In Texas, for example, where the state asked a federal court to review its statewide redistricting plans, we opposed the state legislature’s maps for both the State House and the Texas delegation to the United States Congress.
In August, a federal district court agreed, ruling that Texas’ redistricting plans do not merit preclearance. The court also found evidence of discriminatory intent behind two of the redistricting plans, writing in a footnote, “The parties have provided more evidence of discriminatory intent than we have space, or need, to address here.”
As you might imagine, the last few weeks have been particularly busy for our Voting Section. Since the passage of the Voting Rights Act, the Division has regularly sent observers and monitors around the county to protect the rights of voters. For the general election last Tuesday, we deployed more than 780 federal observers and Justice Department personnel to 51 jurisdictions in 23 states. We also staffed an election hotline and received numerous complaints related to possible violations of federal voting rights laws by phone, fax, email, and an online voter-complaint form. This monitoring effort not only protected voters and deterred discriminatory voting practices on Election Day, it also serves as an important investigative tool for future enforcement actions where necessary.
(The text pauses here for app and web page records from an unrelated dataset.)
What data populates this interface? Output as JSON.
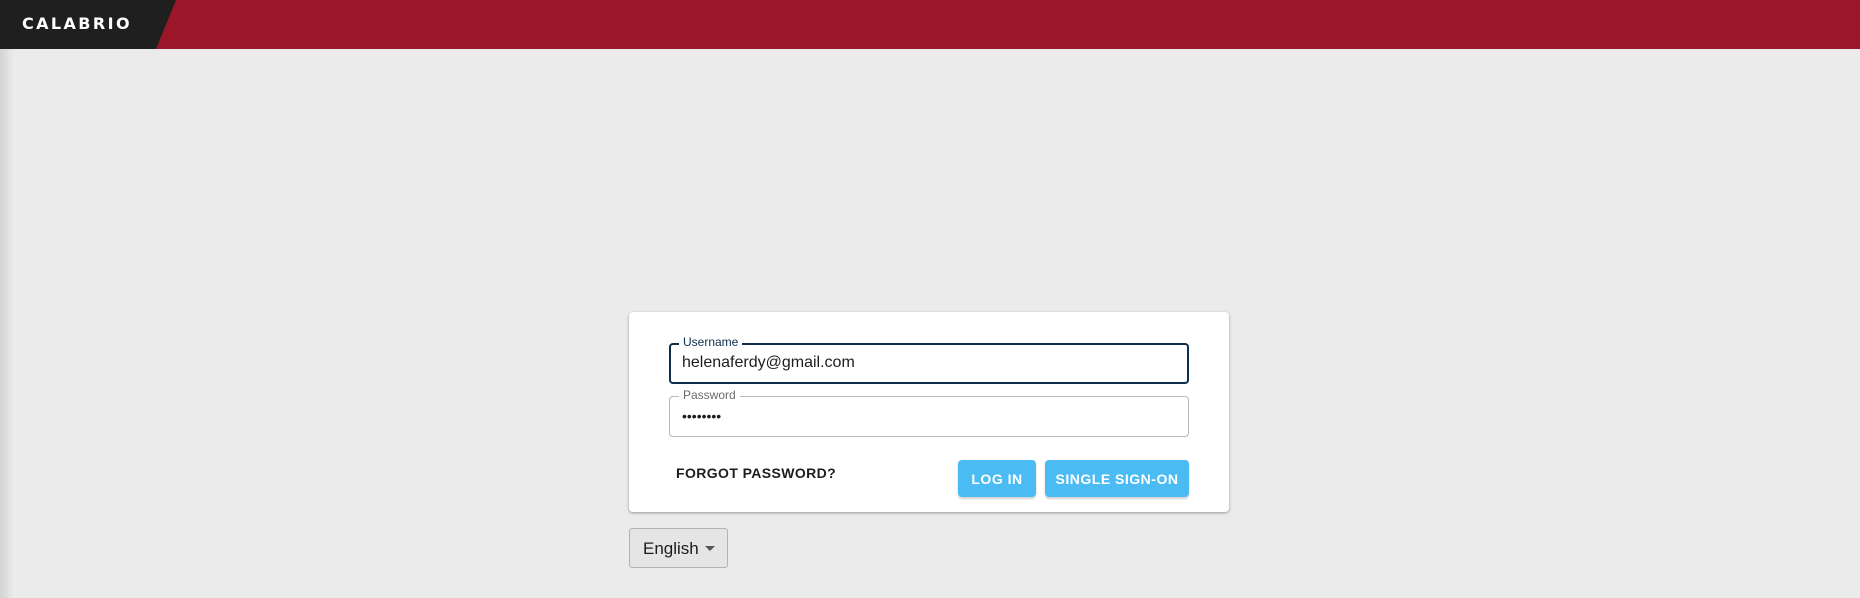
{
  "header": {
    "brand": "CALABRIO",
    "brand_color": "#9b1629",
    "logo_bg": "#1f1f1f"
  },
  "login": {
    "username": {
      "label": "Username",
      "value": "helenaferdy@gmail.com"
    },
    "password": {
      "label": "Password",
      "value": "••••••••"
    },
    "forgot_label": "FORGOT PASSWORD?",
    "login_label": "LOG IN",
    "sso_label": "SINGLE SIGN-ON",
    "button_color": "#4bbbf4"
  },
  "language": {
    "selected": "English",
    "icon": "chevron-down-icon"
  }
}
We will continue this work, and our other voting rights enforcement efforts, because enforcing the nation’s voting rights laws implicates the essence of our democracy. The stakes are high, and we will do everything in our power to ensure that every single eligible voter can cast his or her ballot.
I’ve given you a thumbnail sketch of some of the Civil Rights Division’s work here today. But this work is vital to ensuring that all people can participate fully and equally in society. It is critical to providing equal opportunity and equal justice to everyone.
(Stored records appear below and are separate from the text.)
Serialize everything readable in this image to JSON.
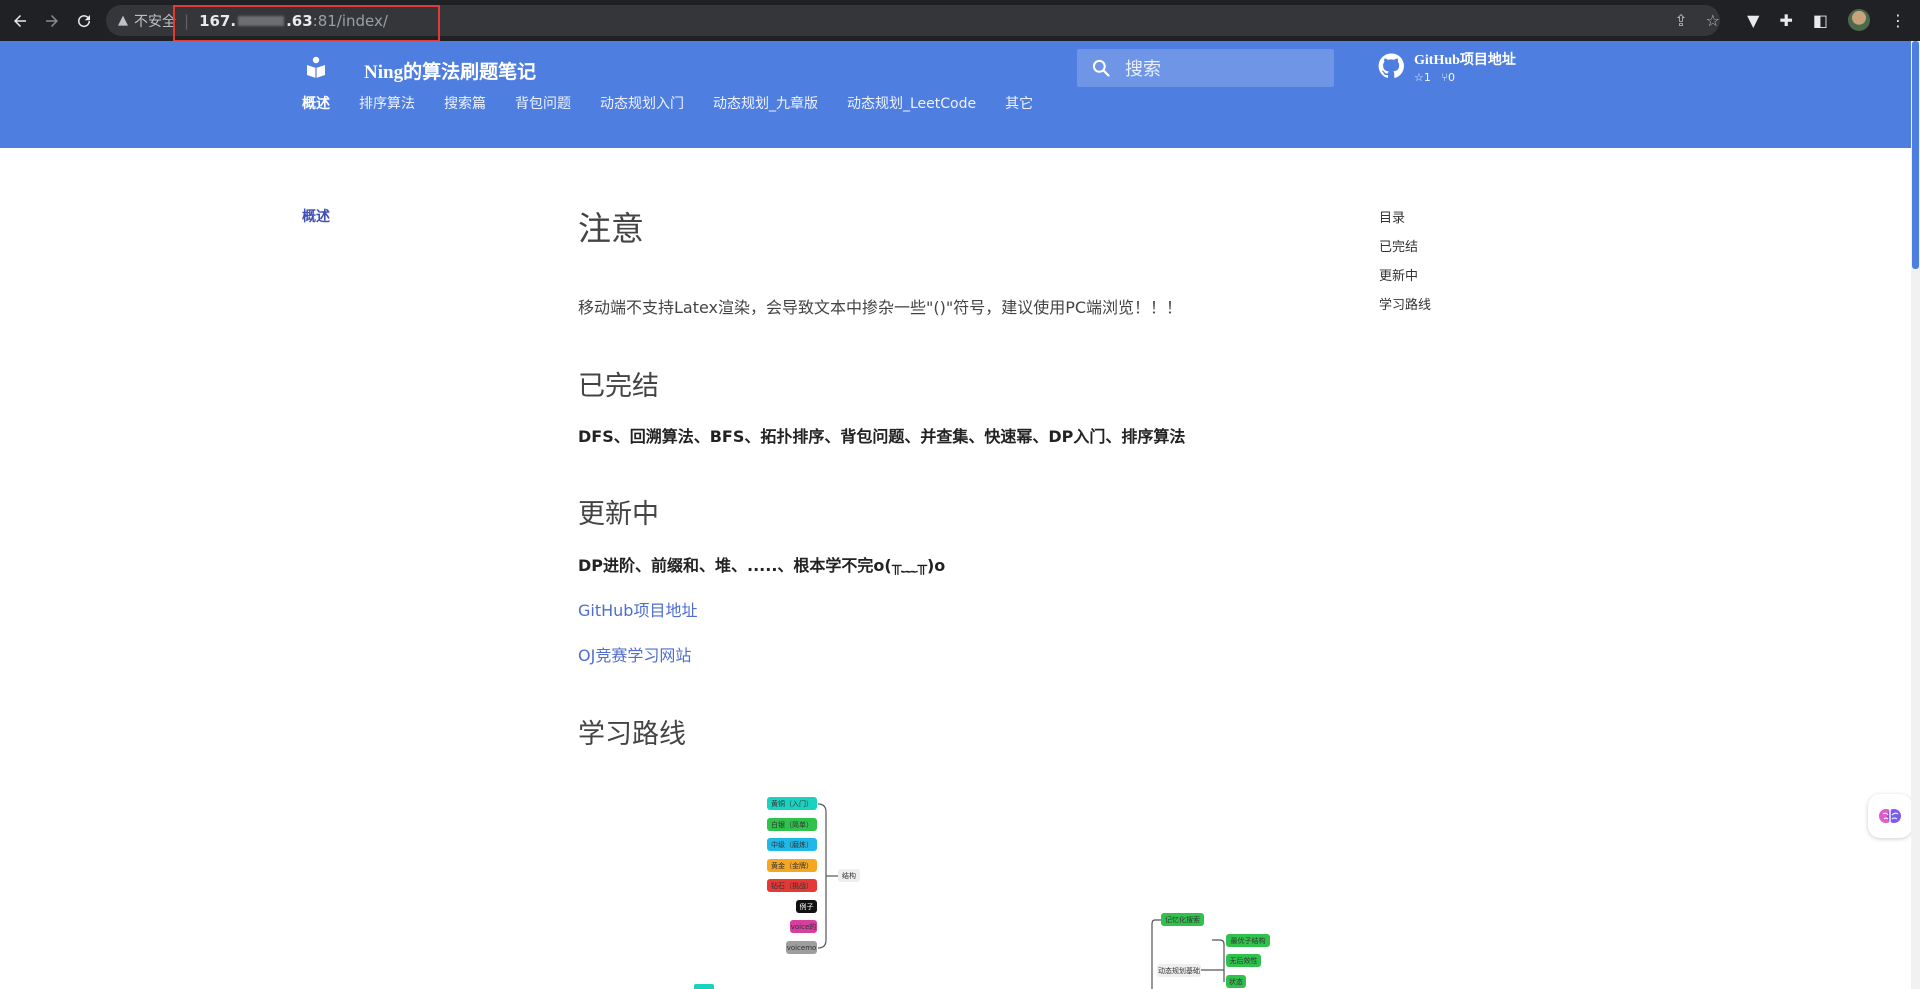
{
  "browser": {
    "insecure_label": "不安全",
    "url_host_prefix": "167.",
    "url_host_suffix": ".63",
    "url_path": ":81/index/"
  },
  "header": {
    "site_title": "Ning的算法刷题笔记",
    "search_placeholder": "搜索",
    "github": {
      "name": "GitHub项目地址",
      "stars": "☆1",
      "forks": "⑂0"
    },
    "tabs": [
      "概述",
      "排序算法",
      "搜索篇",
      "背包问题",
      "动态规划入门",
      "动态规划_九章版",
      "动态规划_LeetCode",
      "其它"
    ]
  },
  "leftnav": {
    "item": "概述"
  },
  "content": {
    "title": "注意",
    "note": "移动端不支持Latex渲染，会导致文本中掺杂一些\"()\"符号，建议使用PC端浏览！！！",
    "done_heading": "已完结",
    "done_text": "DFS、回溯算法、BFS、拓扑排序、背包问题、并查集、快速幂、DP入门、排序算法",
    "updating_heading": "更新中",
    "updating_text": "DP进阶、前缀和、堆、.....、根本学不完o(╥﹏╥)o",
    "link_github": "GitHub项目地址",
    "link_oj": "OJ竞赛学习网站",
    "route_heading": "学习路线"
  },
  "toc": {
    "title": "目录",
    "items": [
      "已完结",
      "更新中",
      "学习路线"
    ]
  },
  "mindmap": {
    "left": [
      {
        "label": "黄铜（入门）",
        "color": "#19d3c0"
      },
      {
        "label": "白银（简单）",
        "color": "#30c24c"
      },
      {
        "label": "中级（磨炼）",
        "color": "#20b8e6"
      },
      {
        "label": "黄金（金牌）",
        "color": "#f5a623"
      },
      {
        "label": "钻石（挑战）",
        "color": "#e53935"
      },
      {
        "label": "例子",
        "color": "#111111"
      },
      {
        "label": "voice的",
        "color": "#d63ea0"
      },
      {
        "label": "voicemo",
        "color": "#9e9e9e"
      }
    ],
    "left_root": "结构",
    "right_top": {
      "label": "记忆化搜索",
      "color": "#30c24c"
    },
    "right_root": "动态规划基础",
    "right": [
      {
        "label": "最优子结构",
        "color": "#30c24c"
      },
      {
        "label": "无后效性",
        "color": "#30c24c"
      },
      {
        "label": "状态",
        "color": "#30c24c"
      }
    ]
  }
}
It is a privilege to serve as Assistant Attorney General of Civil Rights, and to be here with all of you to discuss our work. The Attorney General has often referred to the Division as a conscience of the federal government, and a crown jewel of the Department. In reality, the laws we enforce are the crown jewels. When I reflect on the sacrifice of Dr. King, Congressman Lewis, and so many others, I am motivated each and every day to ensure that these crown jewels never gather dust. I am also acutely aware of history. America’s greatest strength has long been our diversity. For generations, people of good will spanning an ideological divide have said we should embrace our diversity and celebrate our difference. Today, we see more than ever before how essential our diversity is to our global competitiveness as a nation, and to building strong, vibrant communities where everyone who works hard has the opportunity to prosper.
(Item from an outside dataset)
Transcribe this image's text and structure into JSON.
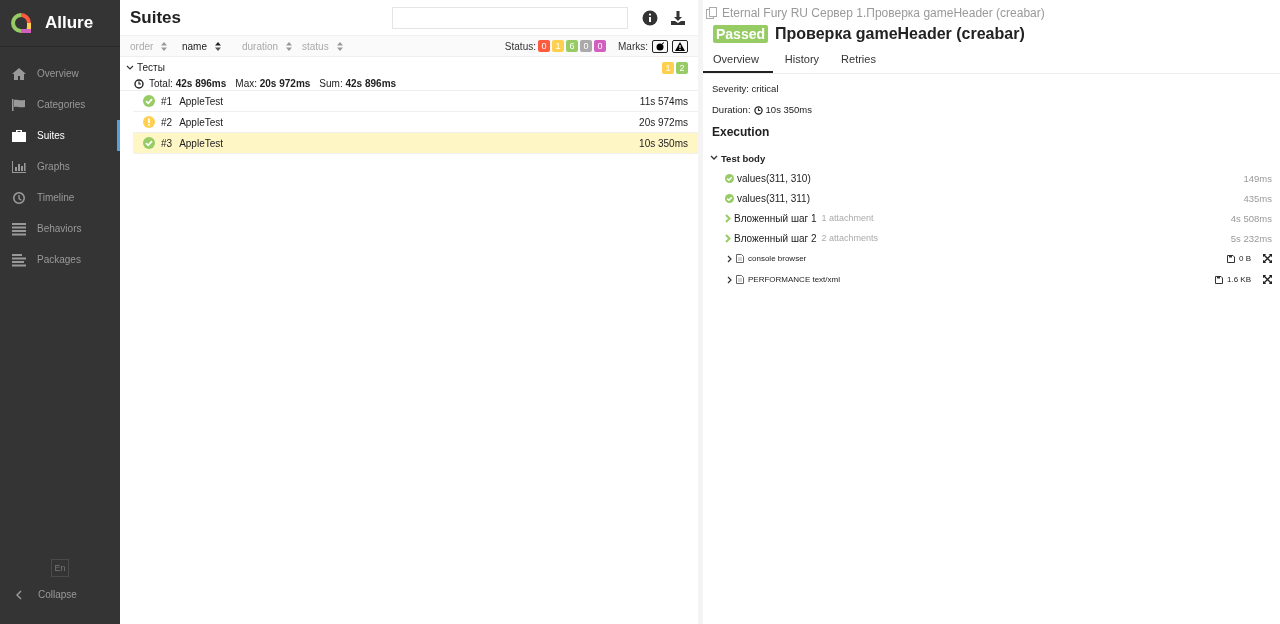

We still have far to travel to meet that goal, and new challenges continue to emerge. As my old boss Senator Edward Kennedy often said, civil rights is the unfinished business of America. But looking around the room today – at those of you who are have committed so much to this effort, and those of you who are considering careers in public service in order to join this fight in the future – gives me great cause for optimism. I know there are a number of law students in the room today, and I encourage you to take an example from the fantastic lawyers and activists around you and consider a career in public service. I have been fortunate in my career to witness firsthand how the law can be used to make the promise of this nation a reality for individuals and for entire communities. And I look forward to continuing to work with all of you to make this country, and Big Orange Country, a better and fairer place.
Thank you for inviting me to be here with you today.